**AIM OF THE TASK:** Every line in the entries that holds the word "table" counts toward the answer, which should be a single number.

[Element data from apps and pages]
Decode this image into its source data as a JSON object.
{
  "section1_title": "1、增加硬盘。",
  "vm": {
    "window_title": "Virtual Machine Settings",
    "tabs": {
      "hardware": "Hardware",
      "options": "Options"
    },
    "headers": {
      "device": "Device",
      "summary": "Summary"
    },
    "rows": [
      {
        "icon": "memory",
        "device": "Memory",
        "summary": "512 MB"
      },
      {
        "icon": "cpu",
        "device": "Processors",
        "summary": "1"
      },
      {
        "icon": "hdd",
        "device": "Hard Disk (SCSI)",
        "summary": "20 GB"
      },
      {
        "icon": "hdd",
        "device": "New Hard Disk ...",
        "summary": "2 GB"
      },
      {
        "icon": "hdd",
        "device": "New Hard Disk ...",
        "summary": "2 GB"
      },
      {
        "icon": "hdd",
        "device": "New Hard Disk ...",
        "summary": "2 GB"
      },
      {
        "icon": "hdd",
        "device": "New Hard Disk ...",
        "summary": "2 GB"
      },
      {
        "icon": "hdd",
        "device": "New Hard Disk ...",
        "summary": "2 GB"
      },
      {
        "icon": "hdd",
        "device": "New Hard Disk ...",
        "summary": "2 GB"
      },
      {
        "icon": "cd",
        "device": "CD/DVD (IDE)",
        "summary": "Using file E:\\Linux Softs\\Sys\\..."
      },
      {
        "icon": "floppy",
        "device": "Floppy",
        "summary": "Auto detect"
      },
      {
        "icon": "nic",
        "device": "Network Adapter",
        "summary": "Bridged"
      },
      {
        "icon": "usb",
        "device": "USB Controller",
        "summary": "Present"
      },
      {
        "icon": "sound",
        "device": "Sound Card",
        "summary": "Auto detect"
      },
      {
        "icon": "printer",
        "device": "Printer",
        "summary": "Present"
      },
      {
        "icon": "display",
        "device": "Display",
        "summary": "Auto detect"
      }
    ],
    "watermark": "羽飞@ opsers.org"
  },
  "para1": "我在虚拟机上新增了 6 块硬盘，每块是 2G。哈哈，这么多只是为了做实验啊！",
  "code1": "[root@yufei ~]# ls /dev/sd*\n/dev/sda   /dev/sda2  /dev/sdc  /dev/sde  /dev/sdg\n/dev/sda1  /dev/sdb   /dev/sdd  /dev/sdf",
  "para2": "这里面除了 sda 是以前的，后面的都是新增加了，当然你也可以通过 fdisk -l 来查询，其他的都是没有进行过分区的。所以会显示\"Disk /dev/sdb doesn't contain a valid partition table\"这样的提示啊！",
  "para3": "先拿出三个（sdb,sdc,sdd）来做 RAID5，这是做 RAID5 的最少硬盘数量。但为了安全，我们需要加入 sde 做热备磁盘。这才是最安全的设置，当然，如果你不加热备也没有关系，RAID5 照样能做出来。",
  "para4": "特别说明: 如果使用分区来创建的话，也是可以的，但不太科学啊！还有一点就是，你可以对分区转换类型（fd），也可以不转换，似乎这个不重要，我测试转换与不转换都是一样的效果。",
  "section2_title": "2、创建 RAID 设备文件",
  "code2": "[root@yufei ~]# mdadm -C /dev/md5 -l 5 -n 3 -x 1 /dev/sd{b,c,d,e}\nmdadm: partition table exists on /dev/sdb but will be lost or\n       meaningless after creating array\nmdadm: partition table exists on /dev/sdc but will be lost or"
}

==

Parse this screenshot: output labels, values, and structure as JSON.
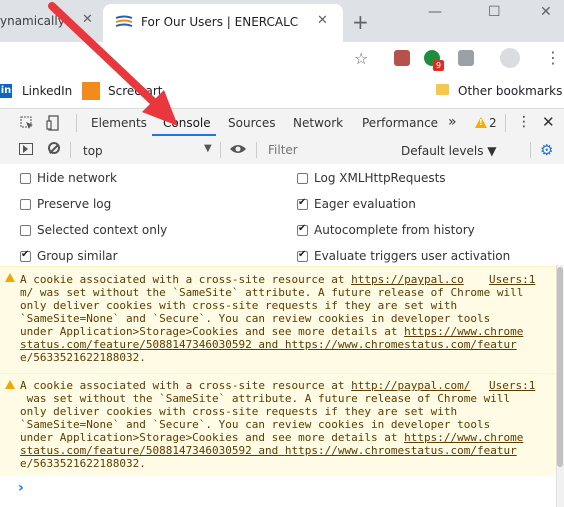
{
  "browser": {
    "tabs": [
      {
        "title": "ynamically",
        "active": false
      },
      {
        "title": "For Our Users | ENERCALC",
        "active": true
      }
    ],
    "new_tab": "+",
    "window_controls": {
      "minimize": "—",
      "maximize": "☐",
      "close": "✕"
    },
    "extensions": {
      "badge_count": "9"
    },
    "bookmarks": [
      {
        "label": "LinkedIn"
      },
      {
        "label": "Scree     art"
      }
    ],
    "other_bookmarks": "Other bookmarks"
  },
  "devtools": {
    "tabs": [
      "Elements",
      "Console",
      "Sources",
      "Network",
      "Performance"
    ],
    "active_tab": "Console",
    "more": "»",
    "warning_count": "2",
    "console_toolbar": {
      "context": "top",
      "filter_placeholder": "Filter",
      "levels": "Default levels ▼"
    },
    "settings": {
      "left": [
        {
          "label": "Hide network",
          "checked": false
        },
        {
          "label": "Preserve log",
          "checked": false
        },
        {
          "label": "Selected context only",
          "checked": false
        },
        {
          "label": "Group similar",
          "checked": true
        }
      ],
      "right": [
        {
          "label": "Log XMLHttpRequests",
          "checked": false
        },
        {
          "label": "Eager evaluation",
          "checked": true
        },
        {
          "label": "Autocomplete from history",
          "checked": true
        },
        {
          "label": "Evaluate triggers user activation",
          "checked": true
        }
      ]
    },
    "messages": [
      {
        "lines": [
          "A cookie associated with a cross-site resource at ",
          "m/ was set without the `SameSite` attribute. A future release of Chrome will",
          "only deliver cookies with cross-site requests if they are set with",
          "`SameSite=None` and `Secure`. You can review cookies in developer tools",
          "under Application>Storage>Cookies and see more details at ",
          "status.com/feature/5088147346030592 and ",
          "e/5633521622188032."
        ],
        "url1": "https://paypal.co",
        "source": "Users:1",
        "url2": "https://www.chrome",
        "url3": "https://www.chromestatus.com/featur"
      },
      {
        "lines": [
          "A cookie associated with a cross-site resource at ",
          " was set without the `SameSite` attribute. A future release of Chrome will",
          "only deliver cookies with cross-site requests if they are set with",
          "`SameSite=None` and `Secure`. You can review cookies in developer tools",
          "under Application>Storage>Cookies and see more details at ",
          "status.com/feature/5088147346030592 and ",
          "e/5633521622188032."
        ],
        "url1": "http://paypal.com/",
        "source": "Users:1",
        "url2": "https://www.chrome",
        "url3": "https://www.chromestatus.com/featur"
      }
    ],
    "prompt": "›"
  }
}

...

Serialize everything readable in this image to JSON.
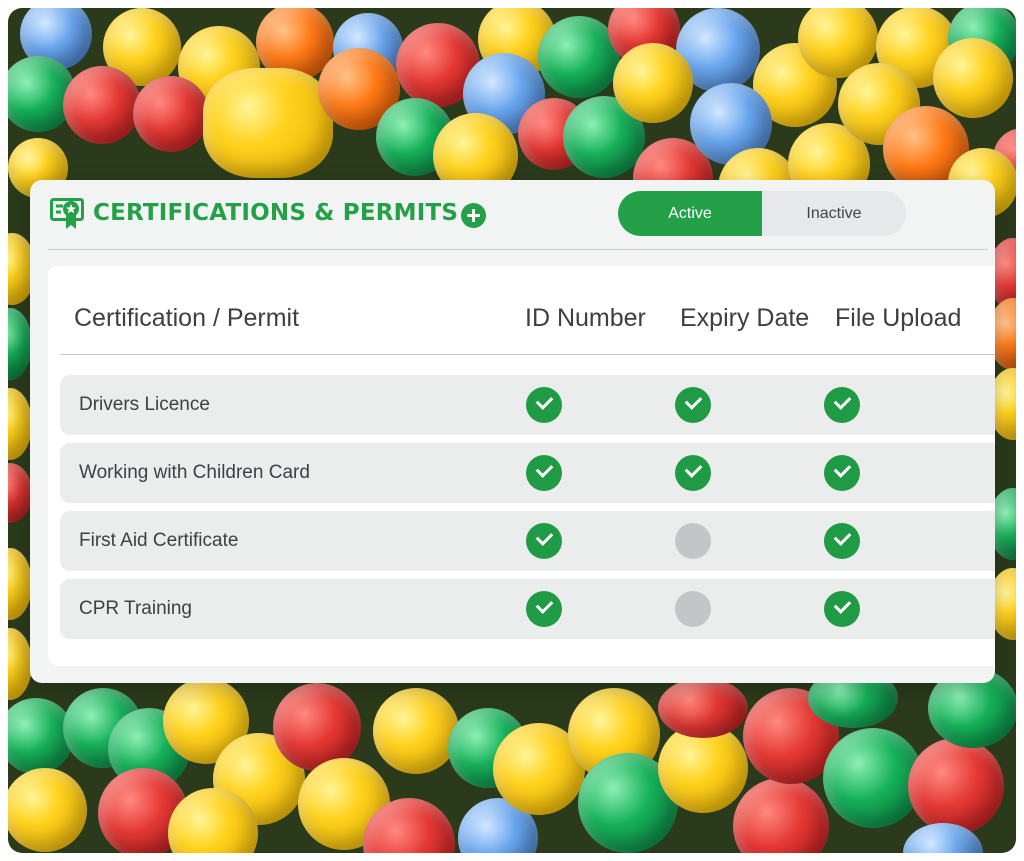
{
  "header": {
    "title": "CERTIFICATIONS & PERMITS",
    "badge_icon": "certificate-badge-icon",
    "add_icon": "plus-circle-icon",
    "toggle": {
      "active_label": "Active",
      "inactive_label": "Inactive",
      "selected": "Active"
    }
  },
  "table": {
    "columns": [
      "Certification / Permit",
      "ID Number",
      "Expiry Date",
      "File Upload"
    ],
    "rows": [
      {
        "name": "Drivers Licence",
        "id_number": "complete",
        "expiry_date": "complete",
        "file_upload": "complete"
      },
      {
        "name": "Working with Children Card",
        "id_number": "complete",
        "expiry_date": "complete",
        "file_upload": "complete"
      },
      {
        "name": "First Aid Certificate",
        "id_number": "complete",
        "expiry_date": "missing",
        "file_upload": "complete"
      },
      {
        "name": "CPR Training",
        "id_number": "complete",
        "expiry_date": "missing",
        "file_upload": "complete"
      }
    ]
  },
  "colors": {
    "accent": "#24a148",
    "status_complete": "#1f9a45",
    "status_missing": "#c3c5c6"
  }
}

**FINISHED EXERCISE:** 3